Source data:
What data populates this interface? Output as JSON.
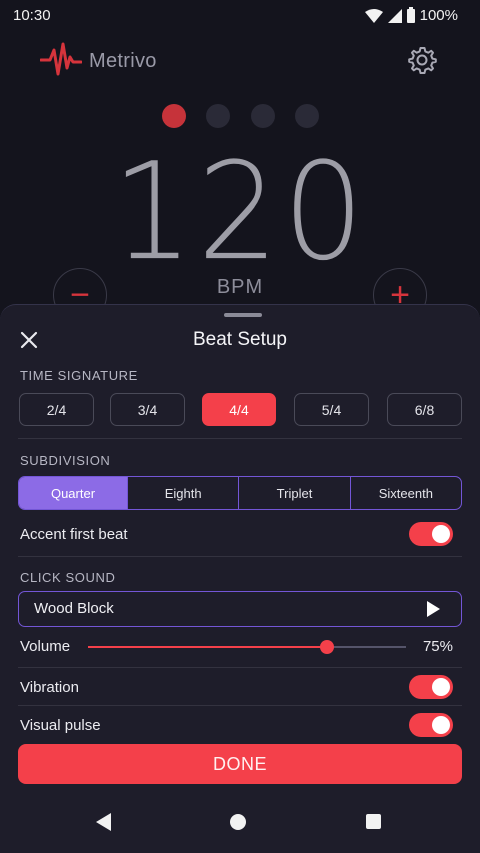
{
  "status": {
    "time": "10:30",
    "battery": "100%"
  },
  "header": {
    "app_name": "Metrivo"
  },
  "beats": {
    "count": 4,
    "active_index": 0
  },
  "tempo": {
    "value": "120",
    "unit": "BPM",
    "decrement": "−",
    "increment": "+"
  },
  "sheet": {
    "title": "Beat Setup",
    "time_signature": {
      "label": "TIME SIGNATURE",
      "options": [
        "2/4",
        "3/4",
        "4/4",
        "5/4",
        "6/8"
      ],
      "selected": "4/4"
    },
    "subdivision": {
      "label": "SUBDIVISION",
      "options": [
        "Quarter",
        "Eighth",
        "Triplet",
        "Sixteenth"
      ],
      "selected": "Quarter"
    },
    "accent_first_beat": {
      "label": "Accent first beat",
      "on": true
    },
    "click_sound": {
      "label": "CLICK SOUND",
      "value": "Wood Block"
    },
    "volume": {
      "label": "Volume",
      "value": "75%",
      "fraction": 0.75
    },
    "vibration": {
      "label": "Vibration",
      "on": true
    },
    "visual_pulse": {
      "label": "Visual pulse",
      "on": true
    },
    "done_label": "DONE"
  },
  "colors": {
    "accent": "#f4404a",
    "purple": "#8c6be6",
    "background": "#14141d",
    "sheet": "#1e1d2a"
  }
}
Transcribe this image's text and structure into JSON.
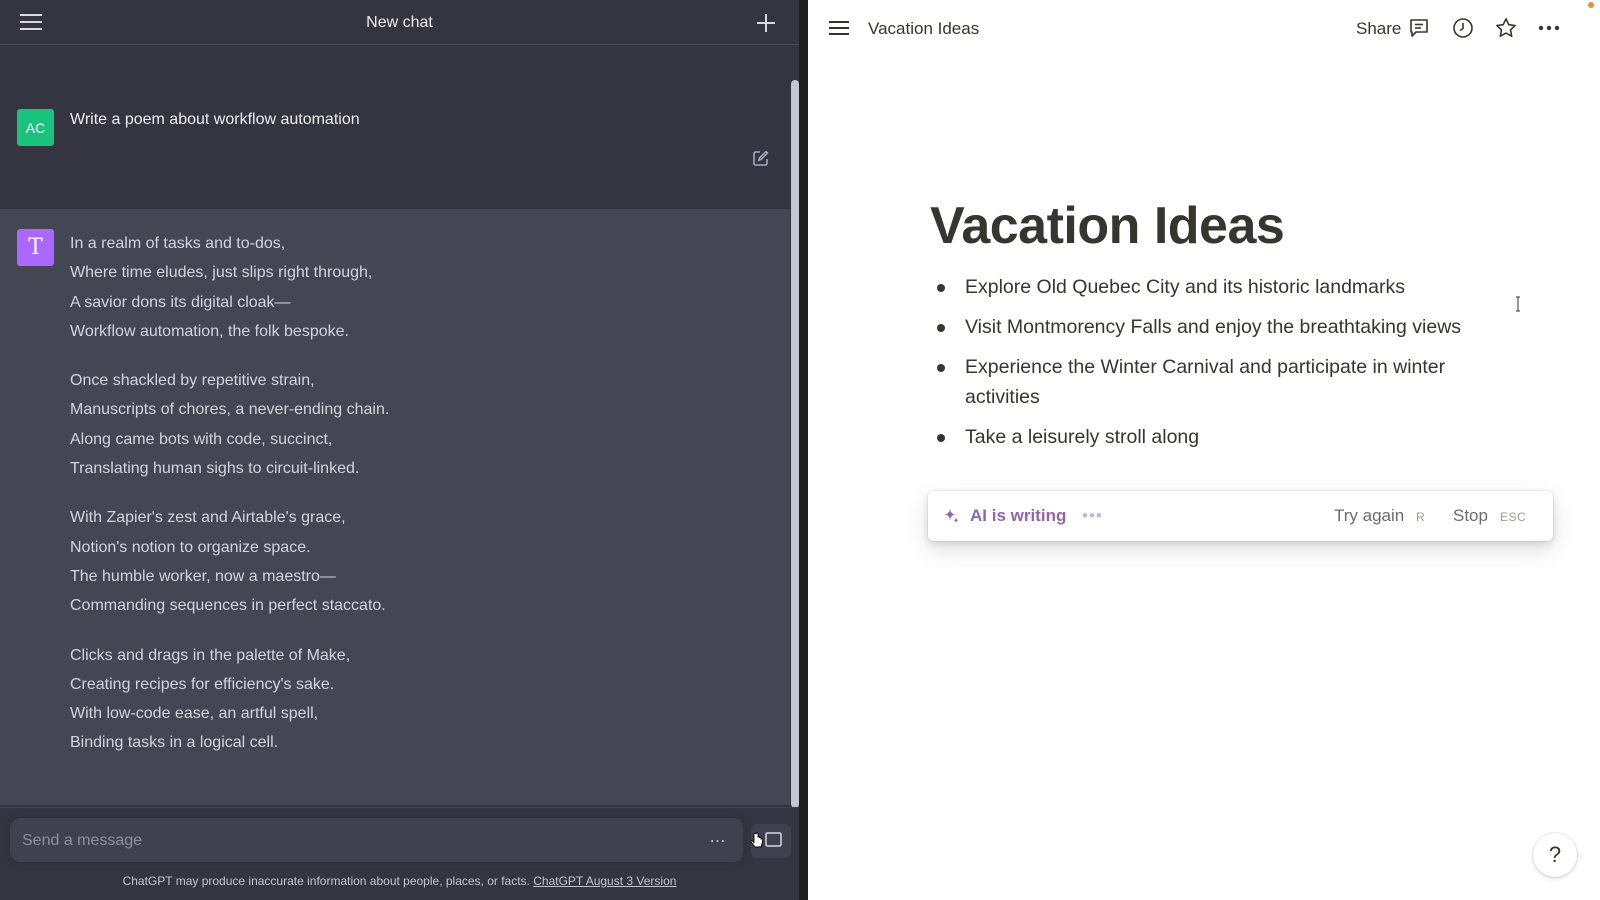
{
  "chat": {
    "title": "New chat",
    "user": {
      "avatar_initials": "AC",
      "message": "Write a poem about workflow automation"
    },
    "assistant": {
      "avatar_letter": "T",
      "stanzas": [
        [
          "In a realm of tasks and to-dos,",
          "Where time eludes, just slips right through,",
          "A savior dons its digital cloak—",
          "Workflow automation, the folk bespoke."
        ],
        [
          "Once shackled by repetitive strain,",
          "Manuscripts of chores, a never-ending chain.",
          "Along came bots with code, succinct,",
          "Translating human sighs to circuit-linked."
        ],
        [
          "With Zapier's zest and Airtable's grace,",
          "Notion's notion to organize space.",
          "The humble worker, now a maestro—",
          "Commanding sequences in perfect staccato."
        ],
        [
          "Clicks and drags in the palette of Make,",
          "Creating recipes for efficiency's sake.",
          "With low-code ease, an artful spell,",
          "Binding tasks in a logical cell."
        ]
      ]
    },
    "composer": {
      "placeholder": "Send a message",
      "more_label": "⋯"
    },
    "disclaimer": {
      "text": "ChatGPT may produce inaccurate information about people, places, or facts. ",
      "link": "ChatGPT August 3 Version"
    }
  },
  "notion": {
    "breadcrumb_title": "Vacation Ideas",
    "share_label": "Share",
    "page_title": "Vacation Ideas",
    "bullets": [
      "Explore Old Quebec City and its historic landmarks",
      "Visit Montmorency Falls and enjoy the breathtaking views",
      "Experience the Winter Carnival and participate in winter activities",
      "Take a leisurely stroll along"
    ],
    "ai_bar": {
      "status": "AI is writing",
      "dots": "•••",
      "try_again": "Try again",
      "try_again_key": "R",
      "stop": "Stop",
      "stop_key": "ESC"
    },
    "help_label": "?"
  },
  "colors": {
    "chat_bg": "#343541",
    "assistant_bg": "#444654",
    "user_avatar": "#19c37d",
    "assistant_avatar": "#ab68ff",
    "ai_purple": "#9065b0"
  },
  "icons": {
    "chat_menu": "hamburger-icon",
    "new_chat": "plus-icon",
    "edit": "edit-icon",
    "notion_menu": "hamburger-icon",
    "comments": "comment-icon",
    "history": "clock-icon",
    "favorite": "star-icon",
    "more": "more-icon",
    "ai": "sparkle-icon"
  }
}
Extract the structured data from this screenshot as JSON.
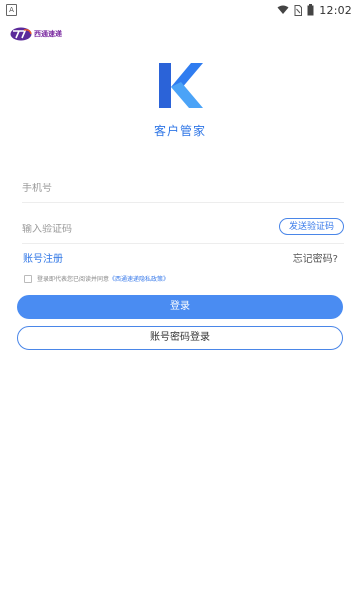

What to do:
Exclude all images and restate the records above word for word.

Result for this task:
What data populates this interface? Output as JSON.
{
  "status": {
    "time": "10:30",
    "battery": "100%"
  },
  "header": {
    "app_name": "Metrivo"
  },
  "beats": {
    "count": 4,
    "active_index": 0
  },
  "tempo": {
    "value": "120",
    "unit": "BPM",
    "decrement": "−",
    "increment": "+"
  },
  "sheet": {
    "title": "Beat Setup",
    "time_signature": {
      "label": "TIME SIGNATURE",
      "options": [
        "2/4",
        "3/4",
        "4/4",
        "5/4",
        "6/8"
      ],
      "selected": "4/4"
    },
    "subdivision": {
      "label": "SUBDIVISION",
      "options": [
        "Quarter",
        "Eighth",
        "Triplet",
        "Sixteenth"
      ],
      "selected": "Quarter"
    },
    "accent_first_beat": {
      "label": "Accent first beat",
      "on": true
    },
    "click_sound": {
      "label": "CLICK SOUND",
      "value": "Wood Block"
    },
    "volume": {
      "label": "Volume",
      "value": "75%",
      "fraction": 0.75
    },
    "vibration": {
      "label": "Vibration",
      "on": true
    },
    "visual_pulse": {
      "label": "Visual pulse",
      "on": true
    },
    "done_label": "DONE"
  },
  "colors": {
    "accent": "#f4404a",
    "purple": "#8c6be6",
    "background": "#14141d",
    "sheet": "#1e1d2a"
  }
}
Transcribe this image's text and structure into JSON.
{
  "chat": {
    "title": "New chat",
    "user": {
      "avatar_initials": "AC",
      "message": "Write a poem about workflow automation"
    },
    "assistant": {
      "avatar_letter": "T",
      "stanzas": [
        [
          "In a realm of tasks and to-dos,",
          "Where time eludes, just slips right through,",
          "A savior dons its digital cloak—",
          "Workflow automation, the folk bespoke."
        ],
        [
          "Once shackled by repetitive strain,",
          "Manuscripts of chores, a never-ending chain.",
          "Along came bots with code, succinct,",
          "Translating human sighs to circuit-linked."
        ],
        [
          "With Zapier's zest and Airtable's grace,",
          "Notion's notion to organize space.",
          "The humble worker, now a maestro—",
          "Commanding sequences in perfect staccato."
        ],
        [
          "Clicks and drags in the palette of Make,",
          "Creating recipes for efficiency's sake.",
          "With low-code ease, an artful spell,",
          "Binding tasks in a logical cell."
        ]
      ]
    },
    "composer": {
      "placeholder": "Send a message",
      "more_label": "⋯"
    },
    "disclaimer": {
      "text": "ChatGPT may produce inaccurate information about people, places, or facts. ",
      "link": "ChatGPT August 3 Version"
    }
  },
  "notion": {
    "breadcrumb_title": "Vacation Ideas",
    "share_label": "Share",
    "page_title": "Vacation Ideas",
    "bullets": [
      "Explore Old Quebec City and its historic landmarks",
      "Visit Montmorency Falls and enjoy the breathtaking views",
      "Experience the Winter Carnival and participate in winter activities",
      "Take a leisurely stroll along"
    ],
    "ai_bar": {
      "status": "AI is writing",
      "dots": "•••",
      "try_again": "Try again",
      "try_again_key": "R",
      "stop": "Stop",
      "stop_key": "ESC"
    },
    "help_label": "?"
  },
  "colors": {
    "chat_bg": "#343541",
    "assistant_bg": "#444654",
    "user_avatar": "#19c37d",
    "assistant_avatar": "#ab68ff",
    "ai_purple": "#9065b0"
  },
  "icons": {
    "chat_menu": "hamburger-icon",
    "new_chat": "plus-icon",
    "edit": "edit-icon",
    "notion_menu": "hamburger-icon",
    "comments": "comment-icon",
    "history": "clock-icon",
    "favorite": "star-icon",
    "more": "more-icon",
    "ai": "sparkle-icon"
  }
}
Extract the structured data from this screenshot as JSON.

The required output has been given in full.